COPPA prohibits the collection of “personal information”—including geolocation information—from children under the age of 13 without parental consent.

In 2011, Reps. Ed Markey (D-Mass.) and Joe Barton (R-Tex.) proposed to extend such protections to children under the age of 18 in the first Do Not Track Kids Act. The bill never made it out of committee.

Now, with Markey having moved to the Senate, he revived the legislation together with Reps. Barton (R-Tex.), Bobby Rush (D-Ill.), and Sens. Mark Kirk (R-Ill.) and Richard Blumenthal (D-Conn.). “The Do Not Track Kids Act puts parents in control of their children’s information and contains common sense protections for teenagers,” Sen. Markey said in a statement.

In a change from the earlier version of the Act, the age is lowered from 18 to 15. The new proposal will increase privacy protection by extending protection to kids between ages 13 to 15 by prohibiting companies from collecting personal information from teens without their consent.

Included in the bill is a “Digital Marketing Bill of Rights for Teens” that would set boundaries on the personal information that Internet companies can collect about teenagers, including geolocation information, and would require them to abide by fair information practice principles.

The Act also requires that companies obtain parental or teen consent prior to sending targeted advertising.

The updated version would also amend COPPA and require Internet companies “to provide clear and conspicuous notice in clear and plain language of the types of personal information the operator collects, how the operator uses such information, whether the operator discloses such information, and the procedures or mechanisms the operator uses to ensure that personal information is not collected from children except in accordance with the regulations promulgated.”

And “to the extent technologically feasible,” the bill would require companies to implement an “Eraser Button” mechanism that would permit users “to erase or otherwise eliminate content or information” that displays the personal information of children or minors. Notice that the mechanism is in place—along with a statement that the mechanisms do not guarantee the comprehensive removal of the content—must also be provided.

The Eraser Button concept was the basis for a 2013 California law that allows those under the age of 18 to delete material posted online to social media sites such as Facebook and Twitter.

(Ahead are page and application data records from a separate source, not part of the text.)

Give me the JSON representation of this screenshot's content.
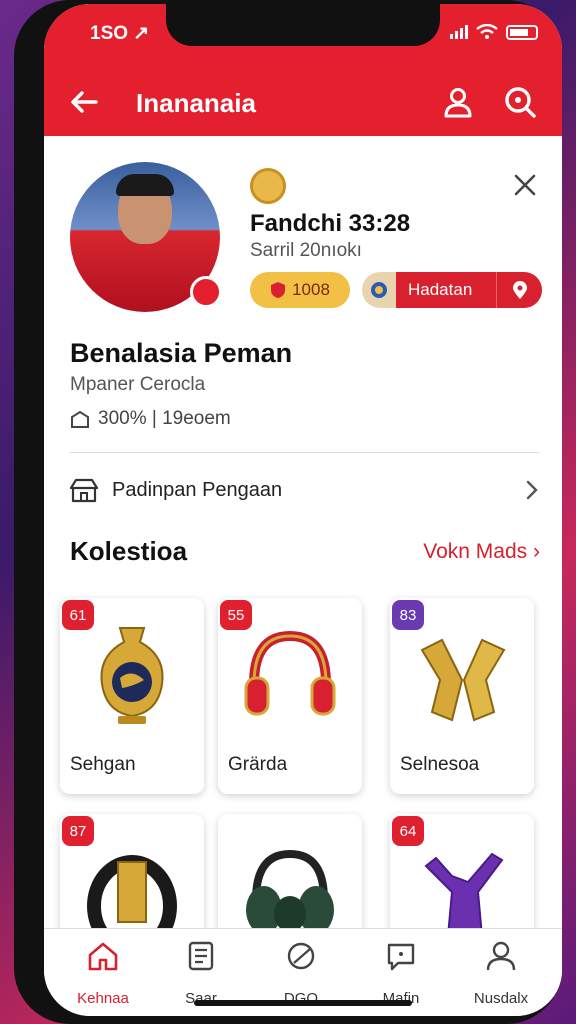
{
  "status": {
    "time": "1SO ↗"
  },
  "header": {
    "title": "Inananaia"
  },
  "profile": {
    "name": "Fandchi 33:28",
    "subtitle": "Sarril 20nıokı",
    "badge_gold": "1008",
    "badge_red": "Hadatan",
    "full_name": "Benalasia Peman",
    "role": "Mpaner Cerocla",
    "stat": "300% | 19eoem"
  },
  "link_row": {
    "label": "Padinpan Pengaan"
  },
  "collection": {
    "title": "Kolestioa",
    "view_all": "Vokn Mads ›",
    "items": [
      {
        "tag": "61",
        "tag_color": "#e0202e",
        "name": "Sehgan"
      },
      {
        "tag": "55",
        "tag_color": "#e0202e",
        "name": "Grärda"
      },
      {
        "tag": "83",
        "tag_color": "#6a3ab0",
        "name": "Selnesoa"
      },
      {
        "tag": "87",
        "tag_color": "#e0202e",
        "name": ""
      },
      {
        "tag": "",
        "tag_color": "#ffffff",
        "name": ""
      },
      {
        "tag": "64",
        "tag_color": "#e0202e",
        "name": ""
      }
    ]
  },
  "nav": {
    "items": [
      {
        "label": "Kehnaa",
        "icon": "home-icon",
        "active": true
      },
      {
        "label": "Saar",
        "icon": "list-icon",
        "active": false
      },
      {
        "label": "DGO",
        "icon": "leaf-icon",
        "active": false
      },
      {
        "label": "Mafin",
        "icon": "chat-icon",
        "active": false
      },
      {
        "label": "Nusdalx",
        "icon": "person-icon",
        "active": false
      }
    ]
  },
  "colors": {
    "accent": "#e4202e",
    "gold": "#f2c044",
    "purple": "#6a3ab0"
  }
}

The law also prohibits sites from compiling the personal information of minors to market products or services they cannot otherwise legally purchase or use, such as alcohol or tobacco.

To read the Do Not Track Kids Act, click here.

Why it matters: Privacy-related legislation has abounded this term in Congress, so the chances of passage for the reintroduced bipartisan Do Not Track Kids Act remain unclear.